RECORDS =
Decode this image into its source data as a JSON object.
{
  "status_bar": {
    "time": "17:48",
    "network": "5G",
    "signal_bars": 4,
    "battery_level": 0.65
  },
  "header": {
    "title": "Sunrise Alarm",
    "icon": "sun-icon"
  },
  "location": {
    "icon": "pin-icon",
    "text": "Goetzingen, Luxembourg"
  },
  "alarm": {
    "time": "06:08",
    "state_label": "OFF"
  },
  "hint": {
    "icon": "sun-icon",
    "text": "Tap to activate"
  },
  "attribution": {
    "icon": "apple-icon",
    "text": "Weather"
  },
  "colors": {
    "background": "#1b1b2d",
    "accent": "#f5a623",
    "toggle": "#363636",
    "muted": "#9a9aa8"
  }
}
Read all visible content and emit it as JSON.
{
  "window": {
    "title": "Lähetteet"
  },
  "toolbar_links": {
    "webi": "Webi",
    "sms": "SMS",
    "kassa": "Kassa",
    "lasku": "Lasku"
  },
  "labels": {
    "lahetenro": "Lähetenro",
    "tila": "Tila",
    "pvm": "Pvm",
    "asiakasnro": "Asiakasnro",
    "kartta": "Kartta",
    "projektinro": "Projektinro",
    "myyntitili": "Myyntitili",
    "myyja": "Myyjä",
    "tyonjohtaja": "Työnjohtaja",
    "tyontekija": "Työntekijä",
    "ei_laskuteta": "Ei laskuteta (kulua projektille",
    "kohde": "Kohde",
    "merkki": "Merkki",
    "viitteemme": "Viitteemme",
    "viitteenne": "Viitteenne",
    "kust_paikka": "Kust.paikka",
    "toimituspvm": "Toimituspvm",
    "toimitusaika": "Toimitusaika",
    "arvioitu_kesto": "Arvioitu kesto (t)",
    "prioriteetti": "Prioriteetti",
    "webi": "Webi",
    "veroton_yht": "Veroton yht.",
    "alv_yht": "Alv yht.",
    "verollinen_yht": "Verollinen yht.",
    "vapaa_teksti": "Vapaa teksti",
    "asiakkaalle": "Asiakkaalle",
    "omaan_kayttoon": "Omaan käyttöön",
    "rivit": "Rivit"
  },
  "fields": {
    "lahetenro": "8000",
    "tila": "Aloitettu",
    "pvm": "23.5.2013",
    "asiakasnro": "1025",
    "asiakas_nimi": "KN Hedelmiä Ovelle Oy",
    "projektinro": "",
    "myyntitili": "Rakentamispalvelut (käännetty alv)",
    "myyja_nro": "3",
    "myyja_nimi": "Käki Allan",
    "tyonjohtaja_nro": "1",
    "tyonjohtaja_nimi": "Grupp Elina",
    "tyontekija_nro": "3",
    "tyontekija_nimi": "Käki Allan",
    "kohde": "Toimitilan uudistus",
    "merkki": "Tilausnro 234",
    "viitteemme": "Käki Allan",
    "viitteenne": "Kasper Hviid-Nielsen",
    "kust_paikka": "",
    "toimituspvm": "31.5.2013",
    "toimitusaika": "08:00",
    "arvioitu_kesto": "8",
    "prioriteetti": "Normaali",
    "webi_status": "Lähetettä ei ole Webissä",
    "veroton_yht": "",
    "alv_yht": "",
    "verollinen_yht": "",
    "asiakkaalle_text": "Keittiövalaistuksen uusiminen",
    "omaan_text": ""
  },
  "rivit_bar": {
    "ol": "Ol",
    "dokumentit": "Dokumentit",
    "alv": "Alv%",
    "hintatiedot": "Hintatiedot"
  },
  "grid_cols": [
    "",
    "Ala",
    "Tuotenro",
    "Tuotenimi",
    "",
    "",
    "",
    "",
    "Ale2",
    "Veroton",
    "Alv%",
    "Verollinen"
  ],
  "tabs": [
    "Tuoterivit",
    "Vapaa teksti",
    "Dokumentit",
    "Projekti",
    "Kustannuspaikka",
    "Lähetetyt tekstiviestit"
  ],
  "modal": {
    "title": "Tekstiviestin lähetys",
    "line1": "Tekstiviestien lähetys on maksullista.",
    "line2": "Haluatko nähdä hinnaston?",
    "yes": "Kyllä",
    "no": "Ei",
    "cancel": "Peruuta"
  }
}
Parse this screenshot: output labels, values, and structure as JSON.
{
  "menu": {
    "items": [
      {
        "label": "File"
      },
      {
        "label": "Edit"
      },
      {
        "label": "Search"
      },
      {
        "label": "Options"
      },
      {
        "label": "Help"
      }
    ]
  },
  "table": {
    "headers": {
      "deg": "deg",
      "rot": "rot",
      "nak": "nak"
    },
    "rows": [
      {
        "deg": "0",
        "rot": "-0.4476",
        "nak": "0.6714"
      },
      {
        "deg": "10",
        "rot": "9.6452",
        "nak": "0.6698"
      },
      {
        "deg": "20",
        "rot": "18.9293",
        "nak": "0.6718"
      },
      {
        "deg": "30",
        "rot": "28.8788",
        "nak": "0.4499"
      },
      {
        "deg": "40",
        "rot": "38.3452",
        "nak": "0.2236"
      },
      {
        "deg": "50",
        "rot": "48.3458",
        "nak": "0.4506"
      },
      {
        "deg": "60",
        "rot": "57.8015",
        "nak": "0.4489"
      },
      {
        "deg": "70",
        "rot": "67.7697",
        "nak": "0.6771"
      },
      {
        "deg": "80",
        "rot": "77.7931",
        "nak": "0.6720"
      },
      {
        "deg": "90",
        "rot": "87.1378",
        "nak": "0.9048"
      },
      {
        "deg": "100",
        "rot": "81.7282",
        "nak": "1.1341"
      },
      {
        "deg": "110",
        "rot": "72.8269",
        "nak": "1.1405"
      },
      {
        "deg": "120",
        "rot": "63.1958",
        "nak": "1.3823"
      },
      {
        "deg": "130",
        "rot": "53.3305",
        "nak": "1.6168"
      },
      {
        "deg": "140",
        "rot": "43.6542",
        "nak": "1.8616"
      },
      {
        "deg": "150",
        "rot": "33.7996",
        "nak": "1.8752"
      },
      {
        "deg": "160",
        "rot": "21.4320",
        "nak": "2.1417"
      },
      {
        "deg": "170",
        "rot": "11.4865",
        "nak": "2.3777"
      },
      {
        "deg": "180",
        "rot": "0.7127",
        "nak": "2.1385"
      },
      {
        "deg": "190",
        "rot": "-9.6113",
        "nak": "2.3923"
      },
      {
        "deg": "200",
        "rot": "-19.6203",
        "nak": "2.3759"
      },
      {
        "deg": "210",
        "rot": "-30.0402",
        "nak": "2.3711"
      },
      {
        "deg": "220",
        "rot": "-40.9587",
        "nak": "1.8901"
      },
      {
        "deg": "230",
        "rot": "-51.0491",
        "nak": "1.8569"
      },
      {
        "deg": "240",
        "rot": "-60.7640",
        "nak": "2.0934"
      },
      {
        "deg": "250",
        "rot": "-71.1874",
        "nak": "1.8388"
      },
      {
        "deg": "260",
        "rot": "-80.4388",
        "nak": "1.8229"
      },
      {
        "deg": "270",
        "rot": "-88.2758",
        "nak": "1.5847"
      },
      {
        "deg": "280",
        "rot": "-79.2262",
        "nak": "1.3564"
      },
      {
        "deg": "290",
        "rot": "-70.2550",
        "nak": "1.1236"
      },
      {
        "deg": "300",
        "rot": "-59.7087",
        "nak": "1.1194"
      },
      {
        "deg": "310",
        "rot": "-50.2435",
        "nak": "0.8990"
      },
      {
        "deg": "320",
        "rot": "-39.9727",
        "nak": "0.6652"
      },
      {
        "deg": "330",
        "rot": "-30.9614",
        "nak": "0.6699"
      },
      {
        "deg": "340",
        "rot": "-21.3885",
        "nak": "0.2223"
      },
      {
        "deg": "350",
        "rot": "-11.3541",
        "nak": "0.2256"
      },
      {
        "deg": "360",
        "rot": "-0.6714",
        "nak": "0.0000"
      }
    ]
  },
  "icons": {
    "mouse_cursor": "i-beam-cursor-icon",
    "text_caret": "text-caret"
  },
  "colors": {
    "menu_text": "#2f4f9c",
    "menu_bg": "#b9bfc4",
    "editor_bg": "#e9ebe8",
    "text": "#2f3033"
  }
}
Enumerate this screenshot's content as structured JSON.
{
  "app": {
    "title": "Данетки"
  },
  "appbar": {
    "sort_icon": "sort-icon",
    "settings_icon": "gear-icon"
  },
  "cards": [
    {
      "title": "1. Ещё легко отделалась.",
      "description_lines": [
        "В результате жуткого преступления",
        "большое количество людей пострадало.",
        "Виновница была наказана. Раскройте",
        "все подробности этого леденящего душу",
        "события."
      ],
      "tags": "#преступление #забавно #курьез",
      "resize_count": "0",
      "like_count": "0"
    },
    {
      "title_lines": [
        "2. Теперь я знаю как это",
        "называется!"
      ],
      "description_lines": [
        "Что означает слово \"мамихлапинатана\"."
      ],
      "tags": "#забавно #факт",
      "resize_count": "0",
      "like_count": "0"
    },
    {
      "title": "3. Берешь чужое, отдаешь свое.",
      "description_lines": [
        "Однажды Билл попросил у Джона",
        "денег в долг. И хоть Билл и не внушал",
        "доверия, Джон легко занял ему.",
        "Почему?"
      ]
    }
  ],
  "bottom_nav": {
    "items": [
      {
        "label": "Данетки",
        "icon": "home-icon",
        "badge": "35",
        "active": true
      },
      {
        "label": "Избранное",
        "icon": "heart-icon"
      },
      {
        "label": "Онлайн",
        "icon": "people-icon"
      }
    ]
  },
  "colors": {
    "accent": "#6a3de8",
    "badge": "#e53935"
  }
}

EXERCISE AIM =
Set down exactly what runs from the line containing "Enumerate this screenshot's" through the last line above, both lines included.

RESPONSE FOR THIS EXERCISE =
Enumerate this screenshot's content as structured JSON.
{
  "app": {
    "title": "Данетки"
  },
  "appbar": {
    "sort_icon": "sort-icon",
    "settings_icon": "gear-icon"
  },
  "cards": [
    {
      "title": "1. Ещё легко отделалась.",
      "description_lines": [
        "В результате жуткого преступления",
        "большое количество людей пострадало.",
        "Виновница была наказана. Раскройте",
        "все подробности этого леденящего душу",
        "события."
      ],
      "tags": "#преступление #забавно #курьез",
      "resize_count": "0",
      "like_count": "0"
    },
    {
      "title_lines": [
        "2. Теперь я знаю как это",
        "называется!"
      ],
      "description_lines": [
        "Что означает слово \"мамихлапинатана\"."
      ],
      "tags": "#забавно #факт",
      "resize_count": "0",
      "like_count": "0"
    },
    {
      "title": "3. Берешь чужое, отдаешь свое.",
      "description_lines": [
        "Однажды Билл попросил у Джона",
        "денег в долг. И хоть Билл и не внушал",
        "доверия, Джон легко занял ему.",
        "Почему?"
      ]
    }
  ],
  "bottom_nav": {
    "items": [
      {
        "label": "Данетки",
        "icon": "home-icon",
        "badge": "35",
        "active": true
      },
      {
        "label": "Избранное",
        "icon": "heart-icon"
      },
      {
        "label": "Онлайн",
        "icon": "people-icon"
      }
    ]
  },
  "colors": {
    "accent": "#6a3de8",
    "badge": "#e53935"
  }
}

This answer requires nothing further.